According to the wisdom of Kabbalah, the state of slavery in Egypt means that we are under the complete control of the desire to enjoy for self-benefit alone, or in other words, the human ego.
From such a state, we embark on an inner journey to correct our desire so that we enjoy not egoistically, i.e. for the sake of self-benefit alone, but for the benefit of others and the Creator, which is an opposite desire to ours—to give, love and positively connect.
This inversion of our intention is considered a correction of our nature, and it is described in the Torah as us exiting Egypt and entering the Land of Israel.
This correction of our ego from prioritizing self-benefit to prioritizing the benefit of others and nature describes the spiritual path we undergo until our final eternal and perfect state, called “the end of correction” (Heb. “Gmar Tikkun”).
At every stage of this spiritual path, we need to exit our ego called “Egypt,” and gradually start revealing the force of love and bestowal in nature called “the Creator.” Doing so leads us to great joy and a major surprise that the Creator prepared for us.

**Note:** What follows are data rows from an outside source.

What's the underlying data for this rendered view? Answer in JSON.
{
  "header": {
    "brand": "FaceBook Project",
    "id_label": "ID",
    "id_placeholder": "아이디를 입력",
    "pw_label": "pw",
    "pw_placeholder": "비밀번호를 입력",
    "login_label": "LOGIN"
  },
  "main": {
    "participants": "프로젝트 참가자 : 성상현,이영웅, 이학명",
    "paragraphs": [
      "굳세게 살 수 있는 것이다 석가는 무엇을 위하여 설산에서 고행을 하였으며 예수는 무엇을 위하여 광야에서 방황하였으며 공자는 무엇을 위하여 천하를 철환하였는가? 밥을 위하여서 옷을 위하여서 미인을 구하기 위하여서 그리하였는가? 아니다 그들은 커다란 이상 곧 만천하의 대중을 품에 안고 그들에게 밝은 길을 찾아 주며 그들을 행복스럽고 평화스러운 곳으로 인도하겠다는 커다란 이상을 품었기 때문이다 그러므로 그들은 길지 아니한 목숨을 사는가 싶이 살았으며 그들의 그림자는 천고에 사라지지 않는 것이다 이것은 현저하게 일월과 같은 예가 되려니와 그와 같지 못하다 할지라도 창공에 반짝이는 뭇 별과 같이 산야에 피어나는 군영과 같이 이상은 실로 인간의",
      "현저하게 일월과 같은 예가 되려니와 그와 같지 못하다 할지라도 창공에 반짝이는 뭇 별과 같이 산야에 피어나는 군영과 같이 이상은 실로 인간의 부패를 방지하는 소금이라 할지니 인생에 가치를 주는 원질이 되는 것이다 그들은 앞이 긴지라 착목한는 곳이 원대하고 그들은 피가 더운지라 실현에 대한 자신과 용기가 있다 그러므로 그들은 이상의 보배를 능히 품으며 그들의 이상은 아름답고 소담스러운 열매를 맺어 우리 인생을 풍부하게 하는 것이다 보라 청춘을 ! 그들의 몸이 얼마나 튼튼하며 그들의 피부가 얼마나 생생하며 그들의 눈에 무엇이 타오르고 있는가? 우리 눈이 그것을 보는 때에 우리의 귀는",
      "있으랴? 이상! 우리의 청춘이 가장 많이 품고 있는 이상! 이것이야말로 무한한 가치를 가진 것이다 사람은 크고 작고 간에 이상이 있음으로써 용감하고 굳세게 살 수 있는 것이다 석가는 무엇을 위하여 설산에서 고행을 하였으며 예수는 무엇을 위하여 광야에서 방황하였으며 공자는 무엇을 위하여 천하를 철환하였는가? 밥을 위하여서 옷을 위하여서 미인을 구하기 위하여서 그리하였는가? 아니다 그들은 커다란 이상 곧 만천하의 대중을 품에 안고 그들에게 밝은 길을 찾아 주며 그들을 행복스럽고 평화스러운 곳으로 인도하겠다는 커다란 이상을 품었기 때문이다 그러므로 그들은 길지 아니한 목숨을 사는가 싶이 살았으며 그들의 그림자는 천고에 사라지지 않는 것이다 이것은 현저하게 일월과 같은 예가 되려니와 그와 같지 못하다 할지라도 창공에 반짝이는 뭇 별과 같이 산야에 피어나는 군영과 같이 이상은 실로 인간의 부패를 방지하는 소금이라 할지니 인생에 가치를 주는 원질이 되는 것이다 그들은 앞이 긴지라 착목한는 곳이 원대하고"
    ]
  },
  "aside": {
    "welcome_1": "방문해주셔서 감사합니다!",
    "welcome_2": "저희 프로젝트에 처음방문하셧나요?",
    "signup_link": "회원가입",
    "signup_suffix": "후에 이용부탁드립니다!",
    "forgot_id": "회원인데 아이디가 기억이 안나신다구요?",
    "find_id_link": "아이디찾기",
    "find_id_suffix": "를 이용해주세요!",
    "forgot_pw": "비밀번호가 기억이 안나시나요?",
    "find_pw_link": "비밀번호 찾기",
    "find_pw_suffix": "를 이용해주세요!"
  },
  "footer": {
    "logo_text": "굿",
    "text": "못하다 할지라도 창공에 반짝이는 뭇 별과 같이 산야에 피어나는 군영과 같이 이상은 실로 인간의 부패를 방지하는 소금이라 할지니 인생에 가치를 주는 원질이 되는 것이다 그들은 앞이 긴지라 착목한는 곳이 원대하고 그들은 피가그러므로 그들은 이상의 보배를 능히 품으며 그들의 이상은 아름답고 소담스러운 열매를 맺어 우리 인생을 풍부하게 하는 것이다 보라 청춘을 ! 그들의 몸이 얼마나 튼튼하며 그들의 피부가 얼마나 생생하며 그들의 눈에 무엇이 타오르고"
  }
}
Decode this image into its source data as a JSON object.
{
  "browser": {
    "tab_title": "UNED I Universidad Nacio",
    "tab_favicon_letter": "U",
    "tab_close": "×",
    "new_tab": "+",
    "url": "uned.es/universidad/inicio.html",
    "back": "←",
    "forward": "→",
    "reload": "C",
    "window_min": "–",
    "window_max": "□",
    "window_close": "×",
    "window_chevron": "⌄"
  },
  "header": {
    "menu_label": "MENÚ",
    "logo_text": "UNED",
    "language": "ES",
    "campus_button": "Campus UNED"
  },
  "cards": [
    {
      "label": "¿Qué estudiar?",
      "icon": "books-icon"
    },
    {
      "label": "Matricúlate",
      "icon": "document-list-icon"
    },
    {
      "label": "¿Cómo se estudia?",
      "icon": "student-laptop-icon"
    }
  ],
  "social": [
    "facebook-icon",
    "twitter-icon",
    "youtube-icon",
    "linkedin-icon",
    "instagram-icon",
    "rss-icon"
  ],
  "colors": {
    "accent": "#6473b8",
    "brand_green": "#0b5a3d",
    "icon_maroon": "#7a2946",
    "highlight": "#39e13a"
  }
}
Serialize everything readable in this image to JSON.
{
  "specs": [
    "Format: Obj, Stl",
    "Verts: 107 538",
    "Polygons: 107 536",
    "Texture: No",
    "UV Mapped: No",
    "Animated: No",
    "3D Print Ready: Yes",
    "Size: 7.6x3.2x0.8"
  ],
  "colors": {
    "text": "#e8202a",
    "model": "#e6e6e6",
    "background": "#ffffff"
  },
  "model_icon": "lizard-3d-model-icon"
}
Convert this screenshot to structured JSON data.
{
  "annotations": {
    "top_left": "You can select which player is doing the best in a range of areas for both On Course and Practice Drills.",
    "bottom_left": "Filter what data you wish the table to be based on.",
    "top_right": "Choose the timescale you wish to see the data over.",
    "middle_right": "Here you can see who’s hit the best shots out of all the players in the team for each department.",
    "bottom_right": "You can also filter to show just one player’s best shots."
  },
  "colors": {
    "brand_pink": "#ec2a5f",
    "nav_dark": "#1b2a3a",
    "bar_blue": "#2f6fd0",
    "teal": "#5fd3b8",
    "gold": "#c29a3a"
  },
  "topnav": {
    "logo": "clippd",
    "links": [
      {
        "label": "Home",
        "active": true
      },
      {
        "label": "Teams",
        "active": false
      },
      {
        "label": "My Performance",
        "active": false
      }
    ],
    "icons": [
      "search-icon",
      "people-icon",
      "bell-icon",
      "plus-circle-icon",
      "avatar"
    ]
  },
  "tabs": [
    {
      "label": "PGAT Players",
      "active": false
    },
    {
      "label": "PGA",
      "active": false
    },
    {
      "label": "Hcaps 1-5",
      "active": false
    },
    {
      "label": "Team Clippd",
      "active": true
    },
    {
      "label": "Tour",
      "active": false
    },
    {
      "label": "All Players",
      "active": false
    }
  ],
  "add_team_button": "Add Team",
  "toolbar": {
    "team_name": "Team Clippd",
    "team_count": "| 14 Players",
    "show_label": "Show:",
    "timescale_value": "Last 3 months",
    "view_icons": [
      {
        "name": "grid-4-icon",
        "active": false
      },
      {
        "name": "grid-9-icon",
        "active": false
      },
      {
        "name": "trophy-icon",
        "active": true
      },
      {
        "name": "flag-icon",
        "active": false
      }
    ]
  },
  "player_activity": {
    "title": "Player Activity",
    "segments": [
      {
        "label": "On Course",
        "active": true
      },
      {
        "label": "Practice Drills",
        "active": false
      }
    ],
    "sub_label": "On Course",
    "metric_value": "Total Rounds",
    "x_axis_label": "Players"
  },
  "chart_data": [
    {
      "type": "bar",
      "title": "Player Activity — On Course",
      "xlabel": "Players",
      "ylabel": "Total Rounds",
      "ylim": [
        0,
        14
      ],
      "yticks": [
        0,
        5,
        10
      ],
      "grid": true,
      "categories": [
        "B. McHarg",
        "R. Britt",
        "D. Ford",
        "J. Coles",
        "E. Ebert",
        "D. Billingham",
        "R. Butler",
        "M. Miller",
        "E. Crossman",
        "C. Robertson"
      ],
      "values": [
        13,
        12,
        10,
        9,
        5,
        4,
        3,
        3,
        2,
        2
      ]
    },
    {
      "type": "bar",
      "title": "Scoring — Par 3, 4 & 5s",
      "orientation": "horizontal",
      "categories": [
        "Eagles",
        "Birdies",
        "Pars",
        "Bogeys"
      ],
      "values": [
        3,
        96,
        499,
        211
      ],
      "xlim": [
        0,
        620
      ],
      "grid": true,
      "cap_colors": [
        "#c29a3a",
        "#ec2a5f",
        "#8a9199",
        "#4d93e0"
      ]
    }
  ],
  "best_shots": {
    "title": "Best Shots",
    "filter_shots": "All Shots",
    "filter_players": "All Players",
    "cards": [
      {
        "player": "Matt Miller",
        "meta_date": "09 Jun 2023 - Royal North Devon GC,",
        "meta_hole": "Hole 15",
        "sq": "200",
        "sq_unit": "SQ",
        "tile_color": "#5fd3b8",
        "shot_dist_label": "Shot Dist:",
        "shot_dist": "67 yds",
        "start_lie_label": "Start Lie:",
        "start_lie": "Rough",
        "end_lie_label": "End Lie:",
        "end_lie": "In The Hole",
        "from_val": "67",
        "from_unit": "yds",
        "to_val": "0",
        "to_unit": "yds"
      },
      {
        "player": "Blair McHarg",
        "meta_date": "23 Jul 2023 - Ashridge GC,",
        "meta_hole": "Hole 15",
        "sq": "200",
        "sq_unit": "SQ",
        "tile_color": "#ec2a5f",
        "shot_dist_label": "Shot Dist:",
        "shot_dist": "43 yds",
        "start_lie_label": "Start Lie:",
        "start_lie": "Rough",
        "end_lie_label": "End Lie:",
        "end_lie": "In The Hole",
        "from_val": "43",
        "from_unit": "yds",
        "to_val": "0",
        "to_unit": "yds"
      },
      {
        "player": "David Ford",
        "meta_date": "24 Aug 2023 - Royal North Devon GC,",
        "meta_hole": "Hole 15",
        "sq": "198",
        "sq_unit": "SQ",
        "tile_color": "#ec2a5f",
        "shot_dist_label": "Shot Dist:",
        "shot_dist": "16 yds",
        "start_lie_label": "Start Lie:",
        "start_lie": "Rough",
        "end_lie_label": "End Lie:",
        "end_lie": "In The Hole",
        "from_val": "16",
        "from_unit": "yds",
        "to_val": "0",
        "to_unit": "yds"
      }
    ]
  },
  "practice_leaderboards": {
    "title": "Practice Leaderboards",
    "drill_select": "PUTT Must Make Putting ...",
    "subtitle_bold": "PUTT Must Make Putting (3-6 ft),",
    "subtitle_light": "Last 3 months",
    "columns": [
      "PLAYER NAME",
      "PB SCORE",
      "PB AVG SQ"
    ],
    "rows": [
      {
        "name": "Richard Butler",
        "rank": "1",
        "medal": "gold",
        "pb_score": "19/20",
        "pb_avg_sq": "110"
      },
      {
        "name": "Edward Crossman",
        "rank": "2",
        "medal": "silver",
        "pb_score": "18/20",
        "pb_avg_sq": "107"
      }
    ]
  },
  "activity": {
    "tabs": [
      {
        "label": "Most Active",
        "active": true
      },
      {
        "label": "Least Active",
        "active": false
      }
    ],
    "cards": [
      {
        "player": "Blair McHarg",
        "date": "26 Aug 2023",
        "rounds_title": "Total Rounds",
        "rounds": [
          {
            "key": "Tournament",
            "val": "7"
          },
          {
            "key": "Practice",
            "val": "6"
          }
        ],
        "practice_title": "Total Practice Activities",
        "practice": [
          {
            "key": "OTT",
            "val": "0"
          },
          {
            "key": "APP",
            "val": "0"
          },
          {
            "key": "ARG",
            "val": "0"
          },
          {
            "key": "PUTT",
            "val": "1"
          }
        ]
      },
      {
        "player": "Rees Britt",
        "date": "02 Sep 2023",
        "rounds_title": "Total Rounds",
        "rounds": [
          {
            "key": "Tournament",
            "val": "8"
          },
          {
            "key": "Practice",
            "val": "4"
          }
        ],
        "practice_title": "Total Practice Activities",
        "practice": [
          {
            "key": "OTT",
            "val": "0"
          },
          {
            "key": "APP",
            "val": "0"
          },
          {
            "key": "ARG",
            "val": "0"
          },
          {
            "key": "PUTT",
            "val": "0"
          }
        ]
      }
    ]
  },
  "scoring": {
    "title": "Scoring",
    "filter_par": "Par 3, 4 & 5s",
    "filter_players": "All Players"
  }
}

Therefore, our need to remember that we were slaves in Egypt means that we were in the desire to enjoy for ourselves alone, which completely controlled us, and that the Creator brought us out from our self-aimed desire. We needed to feel that we could not exit our egoistic desire other than by connecting to one another and reaching a sincere mutual request—a prayer—to exit our ego. We were then granted access to a new nature of love, giving and positive connection with others through which we discovered a harmonious, peaceful and joyous reality.
This feeling is very special because a part of it penetrates our desire to enjoy, and another part resists our desire. With this contrast inside, we can then scrutinize the forces that operate on our egoistic nature, whether and how much we can exit the control of those forces, and how the upper force—the Creator—grants us that special ability.